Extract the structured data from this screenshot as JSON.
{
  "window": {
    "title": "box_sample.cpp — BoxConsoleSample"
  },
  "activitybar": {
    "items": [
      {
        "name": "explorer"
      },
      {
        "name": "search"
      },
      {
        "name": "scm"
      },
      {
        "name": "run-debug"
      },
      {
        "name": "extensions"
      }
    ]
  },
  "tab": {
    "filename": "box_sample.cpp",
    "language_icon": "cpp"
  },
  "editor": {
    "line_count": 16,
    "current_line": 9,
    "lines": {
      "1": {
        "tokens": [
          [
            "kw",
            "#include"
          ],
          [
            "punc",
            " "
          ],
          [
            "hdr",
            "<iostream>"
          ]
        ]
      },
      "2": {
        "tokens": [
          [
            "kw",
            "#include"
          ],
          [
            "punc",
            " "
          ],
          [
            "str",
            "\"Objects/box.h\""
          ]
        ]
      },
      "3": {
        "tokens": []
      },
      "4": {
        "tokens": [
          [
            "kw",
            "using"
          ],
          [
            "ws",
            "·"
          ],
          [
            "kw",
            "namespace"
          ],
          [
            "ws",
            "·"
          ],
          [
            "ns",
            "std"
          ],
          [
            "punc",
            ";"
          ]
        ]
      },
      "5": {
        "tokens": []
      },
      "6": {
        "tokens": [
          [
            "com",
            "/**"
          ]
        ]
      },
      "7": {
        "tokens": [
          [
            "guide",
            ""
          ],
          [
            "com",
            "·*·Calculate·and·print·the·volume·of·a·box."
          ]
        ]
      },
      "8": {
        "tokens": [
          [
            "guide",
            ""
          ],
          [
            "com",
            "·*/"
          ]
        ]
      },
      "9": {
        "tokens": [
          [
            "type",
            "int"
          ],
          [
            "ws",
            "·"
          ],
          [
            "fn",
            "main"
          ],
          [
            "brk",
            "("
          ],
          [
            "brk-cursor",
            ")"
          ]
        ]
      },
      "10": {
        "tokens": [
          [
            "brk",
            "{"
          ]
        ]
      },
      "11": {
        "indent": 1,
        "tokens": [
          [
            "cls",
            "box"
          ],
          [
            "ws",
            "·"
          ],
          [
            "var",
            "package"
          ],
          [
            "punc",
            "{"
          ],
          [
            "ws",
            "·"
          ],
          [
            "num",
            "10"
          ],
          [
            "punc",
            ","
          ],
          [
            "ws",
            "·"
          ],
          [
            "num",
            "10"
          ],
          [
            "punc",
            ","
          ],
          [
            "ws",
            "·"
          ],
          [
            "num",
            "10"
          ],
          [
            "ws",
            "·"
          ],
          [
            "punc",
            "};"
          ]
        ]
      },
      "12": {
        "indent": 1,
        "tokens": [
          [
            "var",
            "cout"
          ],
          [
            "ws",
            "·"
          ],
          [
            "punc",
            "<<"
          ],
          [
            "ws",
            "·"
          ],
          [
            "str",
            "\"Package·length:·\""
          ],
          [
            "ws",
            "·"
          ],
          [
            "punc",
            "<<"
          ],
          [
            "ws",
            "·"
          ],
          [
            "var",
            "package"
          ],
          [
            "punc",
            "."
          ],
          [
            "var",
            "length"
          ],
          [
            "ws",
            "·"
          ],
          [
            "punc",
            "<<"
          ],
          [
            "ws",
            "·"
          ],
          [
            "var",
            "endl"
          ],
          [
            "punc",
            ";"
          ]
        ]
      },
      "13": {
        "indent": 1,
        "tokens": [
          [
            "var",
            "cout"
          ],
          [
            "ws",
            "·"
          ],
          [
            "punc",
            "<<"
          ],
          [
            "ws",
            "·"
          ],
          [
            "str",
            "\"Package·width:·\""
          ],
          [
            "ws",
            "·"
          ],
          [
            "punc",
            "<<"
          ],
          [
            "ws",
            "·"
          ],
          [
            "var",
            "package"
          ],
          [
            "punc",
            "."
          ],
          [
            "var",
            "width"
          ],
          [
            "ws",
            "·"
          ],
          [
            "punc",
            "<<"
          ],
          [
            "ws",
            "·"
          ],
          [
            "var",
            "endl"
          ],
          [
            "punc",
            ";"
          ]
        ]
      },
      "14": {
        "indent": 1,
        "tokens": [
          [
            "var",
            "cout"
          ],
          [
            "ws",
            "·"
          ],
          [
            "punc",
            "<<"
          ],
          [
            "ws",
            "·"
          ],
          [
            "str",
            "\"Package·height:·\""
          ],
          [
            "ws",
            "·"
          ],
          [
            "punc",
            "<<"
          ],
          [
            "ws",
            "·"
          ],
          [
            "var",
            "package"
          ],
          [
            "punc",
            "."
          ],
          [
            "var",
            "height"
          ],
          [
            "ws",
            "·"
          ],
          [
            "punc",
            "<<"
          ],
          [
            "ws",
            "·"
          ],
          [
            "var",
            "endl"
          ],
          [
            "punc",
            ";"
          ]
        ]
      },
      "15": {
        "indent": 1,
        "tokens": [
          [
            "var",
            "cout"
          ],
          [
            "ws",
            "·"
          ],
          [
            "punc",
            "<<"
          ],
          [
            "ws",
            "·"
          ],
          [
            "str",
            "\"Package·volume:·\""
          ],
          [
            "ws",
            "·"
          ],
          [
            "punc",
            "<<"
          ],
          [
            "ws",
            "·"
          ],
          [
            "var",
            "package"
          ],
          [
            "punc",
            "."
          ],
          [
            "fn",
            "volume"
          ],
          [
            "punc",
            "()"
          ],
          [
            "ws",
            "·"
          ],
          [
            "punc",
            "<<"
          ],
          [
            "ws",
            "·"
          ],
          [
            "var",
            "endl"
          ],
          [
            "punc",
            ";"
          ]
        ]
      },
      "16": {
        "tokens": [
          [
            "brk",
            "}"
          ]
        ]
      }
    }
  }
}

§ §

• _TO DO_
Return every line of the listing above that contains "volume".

• _ANSWER SECTION_
            "·*·Calculate·and·print·the·volume·of·a·box."
            "\"Package·volume:·\""
            "volume"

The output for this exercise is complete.